In an effort to end the bloodshed, Egypt was pressing both sides to accept a 10-day truce while details of a more comprehensive accord can be worked out.

In Cairo on Wednesday, Egyptian and Hamas officials expressed optimism that an agreement for a temporary halt in fighting could be sealed soon and presented to Israel. But even if all sides signed on, further talks would be needed to resolve disputes over policing Gaza's borders against arms smuggling and ensure a longer-term truce.

But Egypt's U.N. Ambassador Maged Abdelaziz told a U.N. Security Council meeting Wednesday evening that neither side had accepted the Egyptian plan. "Each believes that it will emerge victorious" from the conflict, he said.

Israel has made clear that the Cairo talks are key to determining whether it widens its offensive and sends thousands of reservists into the crowded urban areas.

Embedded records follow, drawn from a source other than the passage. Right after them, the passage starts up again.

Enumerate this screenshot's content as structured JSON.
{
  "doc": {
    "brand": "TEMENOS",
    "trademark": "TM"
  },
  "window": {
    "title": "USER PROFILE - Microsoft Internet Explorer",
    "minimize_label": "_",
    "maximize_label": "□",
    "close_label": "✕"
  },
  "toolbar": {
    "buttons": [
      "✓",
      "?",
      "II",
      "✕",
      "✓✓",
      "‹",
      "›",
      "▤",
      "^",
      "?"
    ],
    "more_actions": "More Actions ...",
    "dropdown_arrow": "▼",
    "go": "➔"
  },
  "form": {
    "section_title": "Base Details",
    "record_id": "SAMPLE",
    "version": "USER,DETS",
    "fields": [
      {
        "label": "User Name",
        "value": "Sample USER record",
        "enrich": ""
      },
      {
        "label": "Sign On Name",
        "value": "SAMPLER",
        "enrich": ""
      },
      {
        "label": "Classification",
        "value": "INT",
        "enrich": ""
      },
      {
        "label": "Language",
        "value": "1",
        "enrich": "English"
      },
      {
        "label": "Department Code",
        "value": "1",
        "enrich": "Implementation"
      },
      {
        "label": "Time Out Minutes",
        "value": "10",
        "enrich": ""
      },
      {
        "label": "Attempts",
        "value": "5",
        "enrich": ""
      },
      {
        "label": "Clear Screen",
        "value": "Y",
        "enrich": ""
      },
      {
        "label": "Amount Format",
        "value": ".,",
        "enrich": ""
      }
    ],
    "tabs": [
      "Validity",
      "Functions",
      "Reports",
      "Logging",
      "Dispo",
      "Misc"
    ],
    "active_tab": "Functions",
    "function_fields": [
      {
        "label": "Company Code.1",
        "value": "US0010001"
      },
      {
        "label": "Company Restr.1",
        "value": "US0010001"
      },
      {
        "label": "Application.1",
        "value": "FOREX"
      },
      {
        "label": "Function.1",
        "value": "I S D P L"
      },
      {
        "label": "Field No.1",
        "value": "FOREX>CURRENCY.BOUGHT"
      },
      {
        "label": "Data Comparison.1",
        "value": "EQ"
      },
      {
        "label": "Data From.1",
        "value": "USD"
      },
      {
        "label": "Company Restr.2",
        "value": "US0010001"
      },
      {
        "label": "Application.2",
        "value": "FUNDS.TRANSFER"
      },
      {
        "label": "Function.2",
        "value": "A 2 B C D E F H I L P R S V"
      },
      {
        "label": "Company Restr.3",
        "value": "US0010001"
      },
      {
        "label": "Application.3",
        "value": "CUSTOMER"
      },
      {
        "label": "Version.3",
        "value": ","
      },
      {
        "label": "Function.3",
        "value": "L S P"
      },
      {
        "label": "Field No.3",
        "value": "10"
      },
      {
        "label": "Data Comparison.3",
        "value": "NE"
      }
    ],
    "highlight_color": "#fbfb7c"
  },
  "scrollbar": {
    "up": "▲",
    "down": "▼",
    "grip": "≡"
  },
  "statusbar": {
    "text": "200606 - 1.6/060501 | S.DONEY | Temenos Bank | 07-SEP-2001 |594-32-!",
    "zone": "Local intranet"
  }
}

Under the Egyptian proposal, Hamas would back off its demand that Israeli troops withdraw from Gaza and borders be opened immediately as part of any halt in fighting.

Instead, Israeli forces would remain in place during a 10-day truce until details on border security are worked out, Egyptian and Palestinian officials close to the talks told The Associated Press. They spoke on condition of anonymity to provide details of the closed-door negotiations.

A senior Israeli official said it was far from certain Israel would accept the deal. He said Israel welcomed many parts of the plan, but was afraid Hamas would not respect a cease-fire as long as troops are in Gaza.

The Israeli officials spoke on condition of anonymity because they were not authorized to talk to the press about diplomatic issues.

Israel rejects charges that its blockade has caused a humanitarian crisis, saying it has let more than 1,000 truckloads of supplies into Gaza during the fighting. Some 170 trucks were due to enter Gaza on Thursday, including food, medical supplies, fuel and animal feed.

The Associated Press contributed to this report.